#1 Visit the Optometrist When Something’s Wrong
Unfortunately, many people will only visit the optometrist at Costco if and when they experience adverse eye-related symptoms, such as blurry vision, flashes of light, and inflammation of the eyes. Many will even dismiss these symptoms as temporary and use folk remedies, sometimes with the goal of saving on the costs of an eye health exam and eyeglasses.
But this shouldn’t be! You have to see an optometrist on an annual basis even when your eyes look and feel fine. You should increase the frequency of your visits in case you have a family history of diabetes, eye diseases, or poor health. Your optometrist will make a schedule for your eye exams, which you have to follow for your own good.
#2 Eyeglass Prescriptions Should Last for Several Years
Your eyes and their vision capacity will change for several reasons, such as overuse, illness, and age. This is another reason to have regular eye health exams since your eyeglass prescription can change, not to mention that your eyes may be compensating for the gradual changes resulting in eventual damage.

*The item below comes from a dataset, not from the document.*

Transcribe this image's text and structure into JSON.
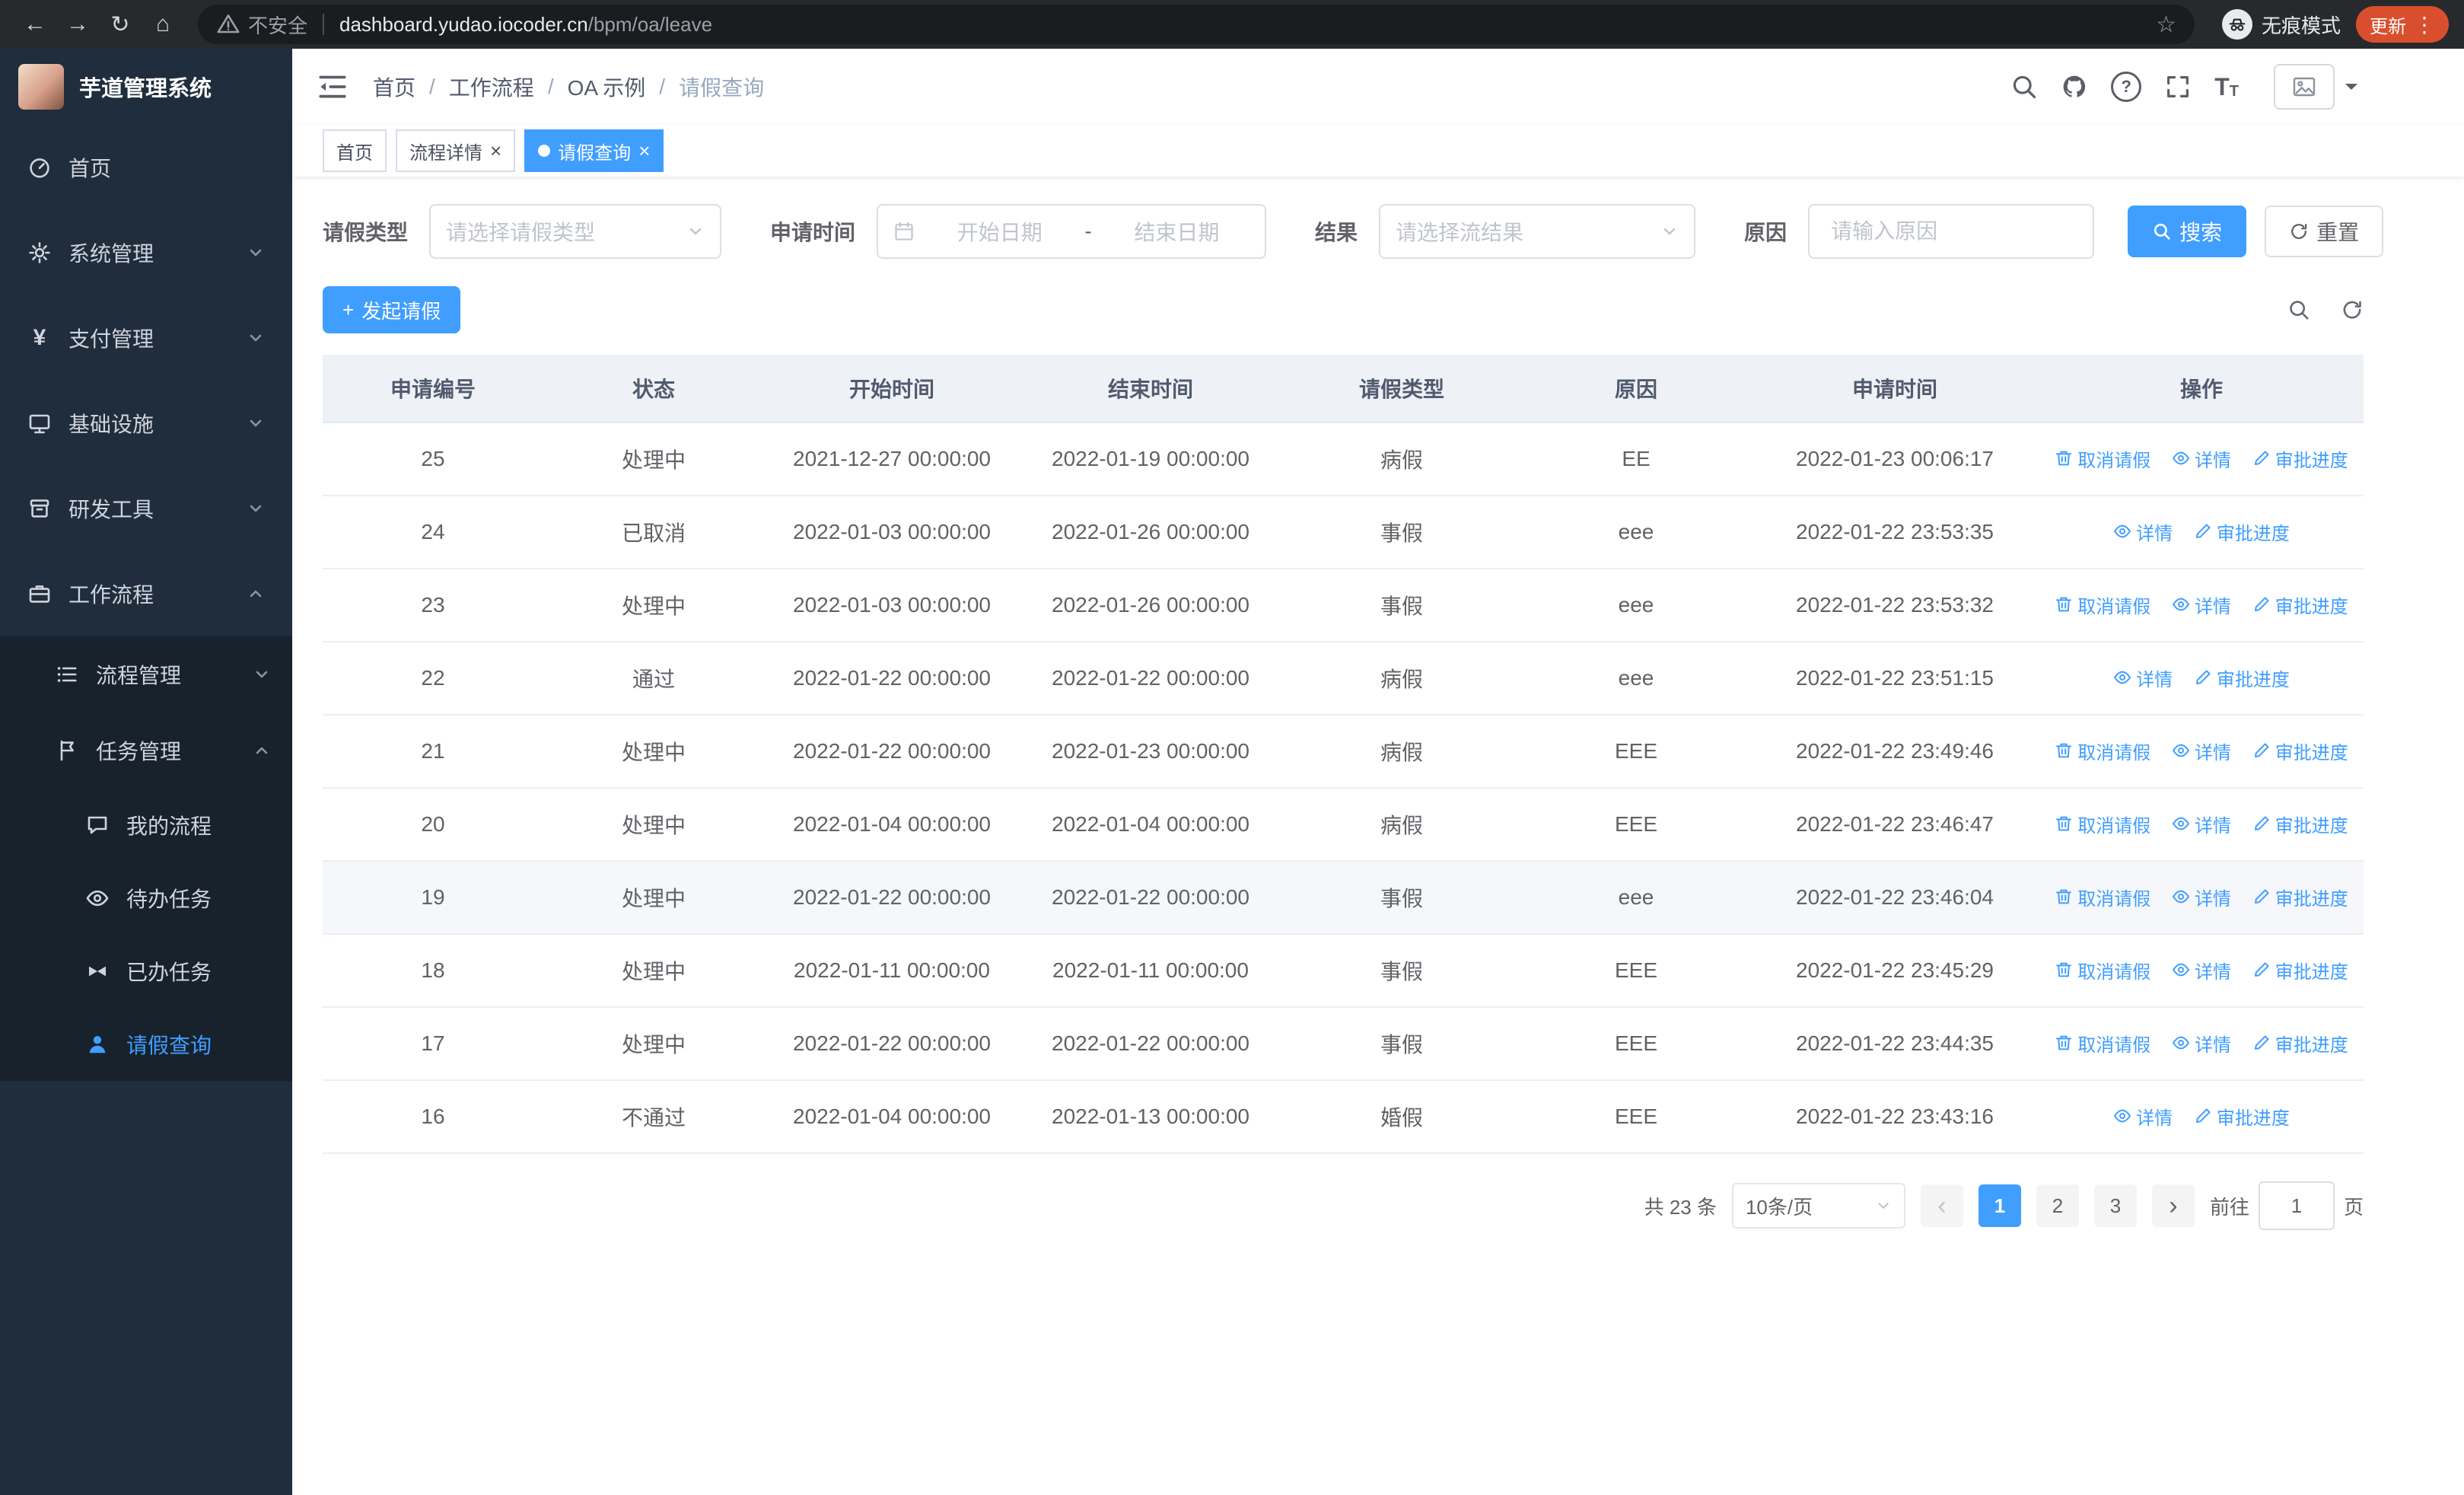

Plus, there are several eye diseases known as quiet diseases since there are no observable symptoms. Glaucoma, the second leading cause of blindness among Americans, is one such quiet eye diseases – you will not likely know that you have it because it develops slowly, typically without obvious symptoms, and it usually affects side vision first. As such, you will probably not seek medical opinion until and unless you have lose a significant amount of your vision capacity – and, by then, whatever vision you have lost cannot be restored.
Even when you vision is perfect, you must still see an optometrist at least once a year!
#3 Ultraviolet Rays Are Only a Danger in Summer
No, ultraviolet rays are a factor in eye health whether it’s the dead of winter or the height of summer. You must always take precautionary measures to protect your peepers from the sun’s damaging rays by wearing sunglasses with both UVA and UVB protection whenever you go out.
You can ask your optometrist for recommendations about effective sunglasses, which can vary depending on your activity. For example, you may want to use a different pair of sunglasses when fishing in summer and when skiing in winter.
Just take good care of your eyes and your eyes will become your friends, too.